The logical question, then, is: what do we want? What are we trying to achieve? I believe that in this sense – and ultimately in any other sense as well – we aren’t that different from other poets. We want to share a piece of our world and we hope to find people whom it may touch. And we want to change the world, obviously. That is a very natural poetic aspiration.
The way in which poets – or artists, generally speaking – want to change the world obviously differs from the way a politician or a scientist would want to change it. And that’s precisely why it is so important. Poetry – or art, generally speaking – is deeply personal, unlike science or pure political activism. Scientists, politicians and activists are train in the difficult discipline of not being personal.
They claim to present things as they are which is always, in essence, a problematic endeavour. We, on the other hand, consciously present things as we feel them, as we see them. In her book The Dispossessed, Ursula K. Le Guin said that a scientist can hide behind their truth – unlike a writer. We have no truth to hide behind, we can only embody a different kind of truth. While a poet can simultaneously be an activist (or a scientist, for that matter), a poem is always a testimony of a very personal truth.
In various debates about ‘environmental poetry’ organised in recent years by magazines and platforms such as Tvar and Psí víno, there have often been voices concerned about the danger of ‘ideological’ environmentalist poetry that abandons the personal and poetic for an overly straightforward message, or exploits a current mood in order to gain popularity. However, what popularity or even financial profit, as some insinuate, there is in Czechia for a poet to gain, is indeed a mystery. Even the staunchest critics somehow never mention examples of these dangerous writings.
The world of Czech ‘environmental poetry’ certainly isn’t activist. It does overlap with activist efforts here and there, and this is important in its own way, but the approach is different. Furthermore, there is no actual movement, no unifying style. There is, however, a shared desire to address what we feel is important.
The stage of the environmental crisis in which it directly influences our daily lives has only just begun. For many people, it leads to the belief that it’s necessary to approach the world in a radically different way. It is not merely a question of day-to-day political decisions such as when exactly coal mining should be terminated, but a more profound existential and spiritual question of how to relate to the world. It would be very strange if poets weren’t a part of this process.
Jan Škrob (1988) is a Czech poet and translator living in Prague.

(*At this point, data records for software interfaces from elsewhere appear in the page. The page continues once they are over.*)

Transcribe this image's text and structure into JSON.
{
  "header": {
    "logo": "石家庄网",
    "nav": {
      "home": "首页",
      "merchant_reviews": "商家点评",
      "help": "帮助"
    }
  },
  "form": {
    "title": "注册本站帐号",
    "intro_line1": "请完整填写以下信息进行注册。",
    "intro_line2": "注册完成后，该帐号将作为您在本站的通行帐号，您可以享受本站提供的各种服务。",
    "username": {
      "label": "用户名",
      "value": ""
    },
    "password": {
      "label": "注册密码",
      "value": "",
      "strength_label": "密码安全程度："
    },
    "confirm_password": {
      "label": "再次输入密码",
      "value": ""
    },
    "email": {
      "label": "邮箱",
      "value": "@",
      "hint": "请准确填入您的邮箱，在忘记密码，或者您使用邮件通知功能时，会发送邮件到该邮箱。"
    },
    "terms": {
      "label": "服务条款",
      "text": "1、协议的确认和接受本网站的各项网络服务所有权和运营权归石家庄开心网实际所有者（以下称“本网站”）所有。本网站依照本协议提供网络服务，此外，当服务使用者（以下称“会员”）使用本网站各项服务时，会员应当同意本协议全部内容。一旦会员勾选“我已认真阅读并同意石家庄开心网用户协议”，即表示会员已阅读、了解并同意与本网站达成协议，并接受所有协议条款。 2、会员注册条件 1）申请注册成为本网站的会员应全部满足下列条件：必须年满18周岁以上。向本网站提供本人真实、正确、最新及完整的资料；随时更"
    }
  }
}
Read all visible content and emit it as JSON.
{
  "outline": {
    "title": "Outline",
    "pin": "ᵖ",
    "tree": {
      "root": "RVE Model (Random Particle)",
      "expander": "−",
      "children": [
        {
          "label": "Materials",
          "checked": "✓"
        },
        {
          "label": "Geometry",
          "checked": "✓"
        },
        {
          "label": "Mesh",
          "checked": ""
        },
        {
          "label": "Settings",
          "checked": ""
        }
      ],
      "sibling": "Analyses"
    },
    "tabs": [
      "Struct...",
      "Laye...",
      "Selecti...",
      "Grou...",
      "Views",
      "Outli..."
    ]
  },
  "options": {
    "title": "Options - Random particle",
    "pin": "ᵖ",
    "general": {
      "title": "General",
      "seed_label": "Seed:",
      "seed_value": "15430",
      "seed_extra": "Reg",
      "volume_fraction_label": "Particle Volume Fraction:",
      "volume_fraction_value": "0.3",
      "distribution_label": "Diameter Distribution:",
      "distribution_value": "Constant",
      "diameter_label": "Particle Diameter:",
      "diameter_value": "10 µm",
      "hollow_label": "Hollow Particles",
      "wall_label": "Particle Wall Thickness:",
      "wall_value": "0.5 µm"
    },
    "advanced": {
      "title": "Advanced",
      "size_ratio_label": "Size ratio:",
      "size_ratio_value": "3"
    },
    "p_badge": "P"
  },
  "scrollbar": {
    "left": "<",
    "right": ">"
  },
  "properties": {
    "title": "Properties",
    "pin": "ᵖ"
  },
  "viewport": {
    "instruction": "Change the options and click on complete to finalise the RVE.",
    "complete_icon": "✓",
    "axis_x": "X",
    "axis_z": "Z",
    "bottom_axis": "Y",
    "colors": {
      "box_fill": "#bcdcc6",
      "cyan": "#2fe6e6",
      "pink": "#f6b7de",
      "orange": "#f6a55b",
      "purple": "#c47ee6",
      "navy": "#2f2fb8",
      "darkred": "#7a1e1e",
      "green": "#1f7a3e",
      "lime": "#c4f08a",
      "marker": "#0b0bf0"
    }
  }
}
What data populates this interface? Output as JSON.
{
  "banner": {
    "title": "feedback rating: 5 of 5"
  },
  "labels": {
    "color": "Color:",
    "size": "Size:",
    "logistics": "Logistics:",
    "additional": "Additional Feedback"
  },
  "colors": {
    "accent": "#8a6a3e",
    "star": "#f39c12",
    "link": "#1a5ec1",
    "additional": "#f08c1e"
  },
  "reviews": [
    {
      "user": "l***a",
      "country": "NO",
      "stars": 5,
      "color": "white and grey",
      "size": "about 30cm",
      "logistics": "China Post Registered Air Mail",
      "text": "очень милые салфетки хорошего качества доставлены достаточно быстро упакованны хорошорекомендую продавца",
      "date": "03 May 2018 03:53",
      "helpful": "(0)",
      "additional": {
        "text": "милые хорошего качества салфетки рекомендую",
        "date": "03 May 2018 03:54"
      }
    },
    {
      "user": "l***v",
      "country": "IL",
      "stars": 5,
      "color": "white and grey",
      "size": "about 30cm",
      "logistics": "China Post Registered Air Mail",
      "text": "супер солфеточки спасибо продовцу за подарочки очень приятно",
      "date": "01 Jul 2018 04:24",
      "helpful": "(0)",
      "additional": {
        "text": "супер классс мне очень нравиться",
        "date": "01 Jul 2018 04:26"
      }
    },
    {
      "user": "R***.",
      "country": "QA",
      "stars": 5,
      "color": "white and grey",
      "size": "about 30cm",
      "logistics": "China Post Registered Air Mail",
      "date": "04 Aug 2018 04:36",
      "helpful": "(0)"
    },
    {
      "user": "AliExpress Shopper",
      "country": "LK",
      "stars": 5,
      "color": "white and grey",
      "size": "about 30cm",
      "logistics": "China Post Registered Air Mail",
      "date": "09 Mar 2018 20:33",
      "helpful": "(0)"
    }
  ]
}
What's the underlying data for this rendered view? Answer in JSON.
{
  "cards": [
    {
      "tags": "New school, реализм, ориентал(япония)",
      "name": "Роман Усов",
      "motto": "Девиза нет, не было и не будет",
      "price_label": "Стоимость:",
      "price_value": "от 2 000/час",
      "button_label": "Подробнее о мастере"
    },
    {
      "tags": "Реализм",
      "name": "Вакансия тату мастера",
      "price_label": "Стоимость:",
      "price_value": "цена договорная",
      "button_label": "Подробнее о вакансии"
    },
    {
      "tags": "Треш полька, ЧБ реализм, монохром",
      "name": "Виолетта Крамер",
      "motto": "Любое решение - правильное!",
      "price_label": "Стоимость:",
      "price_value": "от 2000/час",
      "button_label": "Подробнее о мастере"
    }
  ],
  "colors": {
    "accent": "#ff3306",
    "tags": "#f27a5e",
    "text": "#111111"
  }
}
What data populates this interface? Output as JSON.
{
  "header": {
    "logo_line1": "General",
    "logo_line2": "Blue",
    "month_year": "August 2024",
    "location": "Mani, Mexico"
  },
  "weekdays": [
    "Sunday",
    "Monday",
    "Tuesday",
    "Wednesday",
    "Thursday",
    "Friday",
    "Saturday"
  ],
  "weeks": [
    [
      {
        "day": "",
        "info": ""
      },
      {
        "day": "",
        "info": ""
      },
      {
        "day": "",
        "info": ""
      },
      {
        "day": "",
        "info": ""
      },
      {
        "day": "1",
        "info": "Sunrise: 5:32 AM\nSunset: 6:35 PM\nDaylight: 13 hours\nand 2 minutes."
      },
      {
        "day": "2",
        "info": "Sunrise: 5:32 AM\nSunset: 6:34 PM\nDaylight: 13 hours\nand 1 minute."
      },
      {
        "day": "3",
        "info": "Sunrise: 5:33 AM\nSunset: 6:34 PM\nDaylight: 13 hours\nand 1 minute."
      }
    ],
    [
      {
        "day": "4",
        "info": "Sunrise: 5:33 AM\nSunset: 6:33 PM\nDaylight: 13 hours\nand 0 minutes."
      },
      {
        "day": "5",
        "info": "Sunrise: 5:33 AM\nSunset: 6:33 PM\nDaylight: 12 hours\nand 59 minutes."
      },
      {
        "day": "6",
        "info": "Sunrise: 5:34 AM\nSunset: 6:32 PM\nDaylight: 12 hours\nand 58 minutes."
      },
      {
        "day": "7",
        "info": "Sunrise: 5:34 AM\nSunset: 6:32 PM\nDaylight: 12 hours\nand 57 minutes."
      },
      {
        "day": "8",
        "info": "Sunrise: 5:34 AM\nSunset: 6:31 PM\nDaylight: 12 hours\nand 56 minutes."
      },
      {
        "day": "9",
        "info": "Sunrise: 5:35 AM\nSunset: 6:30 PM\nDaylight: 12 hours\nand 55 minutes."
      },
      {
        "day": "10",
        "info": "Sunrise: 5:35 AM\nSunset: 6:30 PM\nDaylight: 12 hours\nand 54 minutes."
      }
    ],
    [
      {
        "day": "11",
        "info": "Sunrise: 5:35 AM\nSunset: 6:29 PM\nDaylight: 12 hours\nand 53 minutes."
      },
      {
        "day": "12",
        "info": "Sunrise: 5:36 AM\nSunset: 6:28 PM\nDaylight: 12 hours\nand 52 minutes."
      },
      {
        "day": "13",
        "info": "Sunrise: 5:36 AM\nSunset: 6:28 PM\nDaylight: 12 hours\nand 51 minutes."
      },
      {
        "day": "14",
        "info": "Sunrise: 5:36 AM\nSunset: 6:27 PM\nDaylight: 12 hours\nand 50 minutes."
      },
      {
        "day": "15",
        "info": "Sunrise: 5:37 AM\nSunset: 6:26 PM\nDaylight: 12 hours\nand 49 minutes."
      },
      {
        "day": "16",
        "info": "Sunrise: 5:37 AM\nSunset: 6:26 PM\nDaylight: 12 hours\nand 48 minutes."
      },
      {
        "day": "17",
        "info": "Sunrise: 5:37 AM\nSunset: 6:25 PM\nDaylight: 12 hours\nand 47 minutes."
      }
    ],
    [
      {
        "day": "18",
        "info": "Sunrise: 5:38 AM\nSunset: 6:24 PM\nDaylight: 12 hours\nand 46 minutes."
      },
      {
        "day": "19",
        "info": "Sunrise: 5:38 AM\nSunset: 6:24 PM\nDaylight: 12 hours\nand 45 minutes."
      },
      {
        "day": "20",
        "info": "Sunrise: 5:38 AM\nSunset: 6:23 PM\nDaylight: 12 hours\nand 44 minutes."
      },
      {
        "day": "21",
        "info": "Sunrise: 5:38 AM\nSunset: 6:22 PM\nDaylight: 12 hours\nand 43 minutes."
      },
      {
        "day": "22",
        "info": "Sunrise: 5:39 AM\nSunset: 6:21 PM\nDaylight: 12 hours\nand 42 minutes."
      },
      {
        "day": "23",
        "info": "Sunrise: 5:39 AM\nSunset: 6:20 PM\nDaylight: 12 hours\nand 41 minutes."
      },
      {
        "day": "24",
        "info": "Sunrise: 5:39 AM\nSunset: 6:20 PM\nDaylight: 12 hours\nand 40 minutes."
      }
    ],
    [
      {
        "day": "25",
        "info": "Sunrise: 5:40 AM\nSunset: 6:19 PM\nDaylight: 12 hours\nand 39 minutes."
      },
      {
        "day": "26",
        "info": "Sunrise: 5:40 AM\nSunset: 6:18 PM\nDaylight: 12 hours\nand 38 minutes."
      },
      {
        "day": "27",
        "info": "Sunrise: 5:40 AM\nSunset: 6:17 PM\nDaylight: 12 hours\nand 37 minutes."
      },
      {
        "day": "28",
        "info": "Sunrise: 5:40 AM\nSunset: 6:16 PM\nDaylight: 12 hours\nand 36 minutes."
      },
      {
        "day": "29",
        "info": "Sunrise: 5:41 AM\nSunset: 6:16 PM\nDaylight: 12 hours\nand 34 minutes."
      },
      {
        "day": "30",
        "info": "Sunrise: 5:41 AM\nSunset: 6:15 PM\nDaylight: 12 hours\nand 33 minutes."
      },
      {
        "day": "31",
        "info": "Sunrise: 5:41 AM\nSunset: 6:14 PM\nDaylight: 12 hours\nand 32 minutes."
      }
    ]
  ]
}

Author of the books of poetry Pod dlažbou (2016), Reál (2018) and Země slunce (2021). Co-winner of the Dresden Poetry Award for the year 2018. His poems have been translated to several languages and appeared in a number of magazines and anthologies, both home and abroad. He is a member of the Czech Association of Writers (Asociace spisovatelů).
Photo by Barbora Klimszová